● Task objective
Every record must appear in the answer exactly as it stands.

● Records to use
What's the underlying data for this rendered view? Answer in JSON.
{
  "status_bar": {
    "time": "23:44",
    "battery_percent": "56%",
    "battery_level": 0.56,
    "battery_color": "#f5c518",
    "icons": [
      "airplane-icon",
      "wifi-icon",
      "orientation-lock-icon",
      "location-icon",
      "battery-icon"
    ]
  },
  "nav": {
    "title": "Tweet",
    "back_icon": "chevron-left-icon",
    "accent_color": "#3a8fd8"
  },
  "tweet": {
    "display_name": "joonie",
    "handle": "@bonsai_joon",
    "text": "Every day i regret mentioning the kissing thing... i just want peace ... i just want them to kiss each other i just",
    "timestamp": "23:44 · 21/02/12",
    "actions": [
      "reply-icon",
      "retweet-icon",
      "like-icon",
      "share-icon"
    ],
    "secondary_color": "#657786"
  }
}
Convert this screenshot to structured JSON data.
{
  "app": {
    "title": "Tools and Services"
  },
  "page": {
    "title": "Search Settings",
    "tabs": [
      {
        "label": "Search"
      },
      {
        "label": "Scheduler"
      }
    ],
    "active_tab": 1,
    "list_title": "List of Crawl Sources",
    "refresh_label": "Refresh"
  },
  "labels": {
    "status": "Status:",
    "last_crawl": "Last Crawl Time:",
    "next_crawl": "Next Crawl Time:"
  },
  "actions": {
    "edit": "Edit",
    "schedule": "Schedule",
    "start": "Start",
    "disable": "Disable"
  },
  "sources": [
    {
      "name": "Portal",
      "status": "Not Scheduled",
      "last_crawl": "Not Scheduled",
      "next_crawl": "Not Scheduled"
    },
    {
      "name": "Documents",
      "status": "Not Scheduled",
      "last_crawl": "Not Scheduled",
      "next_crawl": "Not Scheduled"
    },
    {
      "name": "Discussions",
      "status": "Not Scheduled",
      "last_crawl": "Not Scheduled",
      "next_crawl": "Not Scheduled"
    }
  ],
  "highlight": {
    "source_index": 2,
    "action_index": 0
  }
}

● Output
What's the underlying data for this rendered view? Answer in JSON.
{
  "status_bar": {
    "time": "23:44",
    "battery_percent": "56%",
    "battery_level": 0.56,
    "battery_color": "#f5c518",
    "icons": [
      "airplane-icon",
      "wifi-icon",
      "orientation-lock-icon",
      "location-icon",
      "battery-icon"
    ]
  },
  "nav": {
    "title": "Tweet",
    "back_icon": "chevron-left-icon",
    "accent_color": "#3a8fd8"
  },
  "tweet": {
    "display_name": "joonie",
    "handle": "@bonsai_joon",
    "text": "Every day i regret mentioning the kissing thing... i just want peace ... i just want them to kiss each other i just",
    "timestamp": "23:44 · 21/02/12",
    "actions": [
      "reply-icon",
      "retweet-icon",
      "like-icon",
      "share-icon"
    ],
    "secondary_color": "#657786"
  }
}
Convert this screenshot to structured JSON data.
{
  "app": {
    "title": "Tools and Services"
  },
  "page": {
    "title": "Search Settings",
    "tabs": [
      {
        "label": "Search"
      },
      {
        "label": "Scheduler"
      }
    ],
    "active_tab": 1,
    "list_title": "List of Crawl Sources",
    "refresh_label": "Refresh"
  },
  "labels": {
    "status": "Status:",
    "last_crawl": "Last Crawl Time:",
    "next_crawl": "Next Crawl Time:"
  },
  "actions": {
    "edit": "Edit",
    "schedule": "Schedule",
    "start": "Start",
    "disable": "Disable"
  },
  "sources": [
    {
      "name": "Portal",
      "status": "Not Scheduled",
      "last_crawl": "Not Scheduled",
      "next_crawl": "Not Scheduled"
    },
    {
      "name": "Documents",
      "status": "Not Scheduled",
      "last_crawl": "Not Scheduled",
      "next_crawl": "Not Scheduled"
    },
    {
      "name": "Discussions",
      "status": "Not Scheduled",
      "last_crawl": "Not Scheduled",
      "next_crawl": "Not Scheduled"
    }
  ],
  "highlight": {
    "source_index": 2,
    "action_index": 0
  }
}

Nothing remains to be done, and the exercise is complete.